Anybody that knows me knows that mustard yellow is my favorite color. I have always wanted to experiment with natural dyes and turmeric was the most accessible. Check out how I did it!
1 yard of unbleached cotton. I used 60" wide cotton twill, but you can scale up or down the recipe depending on your yardage.
5 Tbsp Turmeric
5 cups of white vinegar
2 Large stockpots that you do not care about. The turmeric does its job really well and will stain your cookware.
Stirring tool. Paint sticks work great
Gloves to prevent stains on hands (optional)
Step 1: Wash your fabric
Before you begin dyeing, wash your fabric. Some say that if you are placing it in a vinegar bath that this step is unnecessary. However, I love this step because it softens the fabric and washes away any factory finishes.Wash on warm with a little bit of detergent. No need to dry because it is going straight to a vinegar bath.
Step 2: Vinegar Bath
The general rule with the vinegar bath is a 4:1 water to vinegar ratio. I use 20 cups of water and 5 cups of vinegar. Mix the solution in the pot and place on medium heat. Add your fabric. It is important that it is fully submerged. If your fabric isn't submerged, adjust your solution. Continue to heat on medium for about an hour. You want the mixture to boil, but be sure to keep any eye on it so it doesn't boil over. Mix occasionally.
It is important that your fabric stays in that bath for at least an hour. The vinegar is what helps the turmeric bind to the fabric.
Step 3: Dye Bath
While your fabric is the the vinegar bath, prepare the dye bath. This part is up to your discretion. I used 5 Tbsp of turmeric to 20 cups of water. I found that 5 Tbsp of turmeric created a fully saturated color. Mix the solution in a pot (remember to use a pot that you do not care about. This stuff stains cookware). Place on medium heat. It doesn't need to boil, but you want this solution hot when you add your fabric.
Stir this mixture often. The turmeric likes to settle on top, and you want a well mixed dye bath to promote even dyeing.
Are you looking for a softer yellow? Use less turmeric.
Step 4: Transfer and Dye
Once your fabric has been in the vinegar bath for at least an hour, drain the solution. Your fabric is going to be super hot, so be careful when transferring to the dye bath. Give your dye bath one good stir before placing your fabric in the dye pot.
This part of the process is the most hands on. You want to ensure even dyeing, which means stirring your fabric constantly. My fabric loved to puff up (seen below), so I really had to work to keep it submerged in the bath. The amount of time you leave your fabric in the bath is entirely up to you. Because I wanted a deeply saturated color, I left my fabric in the bath for an hour. Looking for less saturation? Leave in for 30 minutes.
I recommend testing swatches. You can do this by clipping a corner from your fabric in the dye bath. Rinse with water and towel dry.

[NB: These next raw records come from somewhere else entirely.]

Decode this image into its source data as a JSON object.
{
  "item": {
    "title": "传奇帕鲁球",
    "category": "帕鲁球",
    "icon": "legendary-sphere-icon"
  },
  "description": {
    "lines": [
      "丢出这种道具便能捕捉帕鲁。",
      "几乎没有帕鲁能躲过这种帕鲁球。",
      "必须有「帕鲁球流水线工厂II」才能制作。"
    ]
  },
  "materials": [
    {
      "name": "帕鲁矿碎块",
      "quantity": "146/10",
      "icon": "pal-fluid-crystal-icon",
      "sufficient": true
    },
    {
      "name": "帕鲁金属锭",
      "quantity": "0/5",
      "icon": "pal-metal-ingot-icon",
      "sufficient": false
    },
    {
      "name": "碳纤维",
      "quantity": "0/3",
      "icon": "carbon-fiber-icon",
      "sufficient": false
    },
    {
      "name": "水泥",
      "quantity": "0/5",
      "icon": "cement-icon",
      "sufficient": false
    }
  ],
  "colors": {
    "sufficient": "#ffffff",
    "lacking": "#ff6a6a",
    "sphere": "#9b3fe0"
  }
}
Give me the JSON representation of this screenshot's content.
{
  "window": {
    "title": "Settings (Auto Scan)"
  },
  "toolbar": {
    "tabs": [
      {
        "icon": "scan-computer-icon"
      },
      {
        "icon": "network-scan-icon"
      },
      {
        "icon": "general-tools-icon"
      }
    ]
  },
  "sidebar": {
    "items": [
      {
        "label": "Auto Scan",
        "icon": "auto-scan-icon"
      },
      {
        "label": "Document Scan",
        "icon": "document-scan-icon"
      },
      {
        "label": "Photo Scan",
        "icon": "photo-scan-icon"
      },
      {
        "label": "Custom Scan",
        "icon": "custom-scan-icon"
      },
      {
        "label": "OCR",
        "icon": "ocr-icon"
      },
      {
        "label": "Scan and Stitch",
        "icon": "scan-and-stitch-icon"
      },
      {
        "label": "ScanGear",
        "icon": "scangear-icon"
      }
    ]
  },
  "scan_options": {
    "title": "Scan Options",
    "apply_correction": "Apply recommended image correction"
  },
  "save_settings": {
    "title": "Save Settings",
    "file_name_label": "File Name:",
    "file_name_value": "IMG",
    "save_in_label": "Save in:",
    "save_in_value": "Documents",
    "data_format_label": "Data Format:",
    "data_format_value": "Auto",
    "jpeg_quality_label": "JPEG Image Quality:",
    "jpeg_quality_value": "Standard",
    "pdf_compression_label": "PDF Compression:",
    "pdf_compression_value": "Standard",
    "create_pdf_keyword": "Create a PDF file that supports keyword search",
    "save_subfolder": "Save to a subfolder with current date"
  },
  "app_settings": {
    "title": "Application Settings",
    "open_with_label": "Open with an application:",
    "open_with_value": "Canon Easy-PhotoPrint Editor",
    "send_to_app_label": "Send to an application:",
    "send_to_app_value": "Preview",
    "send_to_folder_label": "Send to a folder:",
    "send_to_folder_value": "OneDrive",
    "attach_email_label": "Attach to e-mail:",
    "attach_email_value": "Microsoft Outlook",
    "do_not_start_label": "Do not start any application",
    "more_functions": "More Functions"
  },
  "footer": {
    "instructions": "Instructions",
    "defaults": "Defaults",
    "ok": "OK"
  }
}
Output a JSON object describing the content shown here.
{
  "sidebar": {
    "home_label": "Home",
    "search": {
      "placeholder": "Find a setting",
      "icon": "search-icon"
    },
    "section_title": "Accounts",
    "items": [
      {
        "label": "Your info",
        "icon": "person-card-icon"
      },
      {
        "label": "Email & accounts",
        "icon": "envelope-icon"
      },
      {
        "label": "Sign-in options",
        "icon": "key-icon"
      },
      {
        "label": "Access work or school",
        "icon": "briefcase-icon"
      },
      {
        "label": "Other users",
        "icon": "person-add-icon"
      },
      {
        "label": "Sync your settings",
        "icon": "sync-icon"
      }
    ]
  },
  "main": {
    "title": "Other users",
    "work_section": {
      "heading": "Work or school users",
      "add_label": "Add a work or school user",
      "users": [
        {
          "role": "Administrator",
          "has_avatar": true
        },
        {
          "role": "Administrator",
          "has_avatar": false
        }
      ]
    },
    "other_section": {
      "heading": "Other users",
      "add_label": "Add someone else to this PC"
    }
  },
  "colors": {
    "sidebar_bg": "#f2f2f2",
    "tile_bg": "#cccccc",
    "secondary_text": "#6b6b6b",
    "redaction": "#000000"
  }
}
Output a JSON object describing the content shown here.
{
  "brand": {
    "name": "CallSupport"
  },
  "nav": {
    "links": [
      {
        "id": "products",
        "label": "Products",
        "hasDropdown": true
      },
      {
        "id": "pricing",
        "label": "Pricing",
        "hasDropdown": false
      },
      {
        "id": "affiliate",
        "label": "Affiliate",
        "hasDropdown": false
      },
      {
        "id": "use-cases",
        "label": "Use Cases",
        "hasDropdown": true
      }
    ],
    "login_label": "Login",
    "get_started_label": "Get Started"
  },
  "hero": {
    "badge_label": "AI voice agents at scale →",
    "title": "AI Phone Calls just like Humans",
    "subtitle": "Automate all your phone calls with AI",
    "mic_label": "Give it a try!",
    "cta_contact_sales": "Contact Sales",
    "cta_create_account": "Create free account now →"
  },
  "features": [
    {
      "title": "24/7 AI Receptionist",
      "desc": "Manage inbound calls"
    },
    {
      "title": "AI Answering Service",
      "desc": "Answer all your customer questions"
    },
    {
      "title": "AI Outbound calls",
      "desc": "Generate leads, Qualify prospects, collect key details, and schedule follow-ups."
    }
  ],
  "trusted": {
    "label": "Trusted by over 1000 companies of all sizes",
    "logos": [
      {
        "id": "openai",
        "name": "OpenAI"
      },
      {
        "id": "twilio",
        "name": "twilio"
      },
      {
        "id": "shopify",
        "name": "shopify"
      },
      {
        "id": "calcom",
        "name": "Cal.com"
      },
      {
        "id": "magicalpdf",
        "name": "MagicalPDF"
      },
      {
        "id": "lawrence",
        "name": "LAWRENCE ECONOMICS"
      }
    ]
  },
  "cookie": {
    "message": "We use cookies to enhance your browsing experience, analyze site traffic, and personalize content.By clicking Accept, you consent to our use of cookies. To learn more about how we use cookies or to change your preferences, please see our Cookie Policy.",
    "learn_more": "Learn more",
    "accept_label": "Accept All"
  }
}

Step 5: Rinse and Wash
Once your fabric is to the desired saturation, rinse in cold water. I recommend using either a stainless steel or slop sink if you can. I cannot stress enough how much this bath stains everything it touches (great for the fabric, not so great for your surfaces). This step takes some time and a lot of rinsing. Really work the cold water in all the nooks and crannies. You want the water to run clear.
When your water runs clear, place it back in the washing machine on warm. This will help buff out any imperfections from the dye bath. Dry as you normally would.
There you have it! Freshly dyed fabric.
This is a great method for dyeing fabric at home. The color saturation has held up to multiple washes, and I love how rich the gold color is. I made a pair of 1780's stays with it, and have some fabric left over for future projects. This recipe is really more of an outline. Feel free to experiment with the amount of turmeric you use and the duration of your bath. Have you dyed with turmeric? Feel free to share in the comments.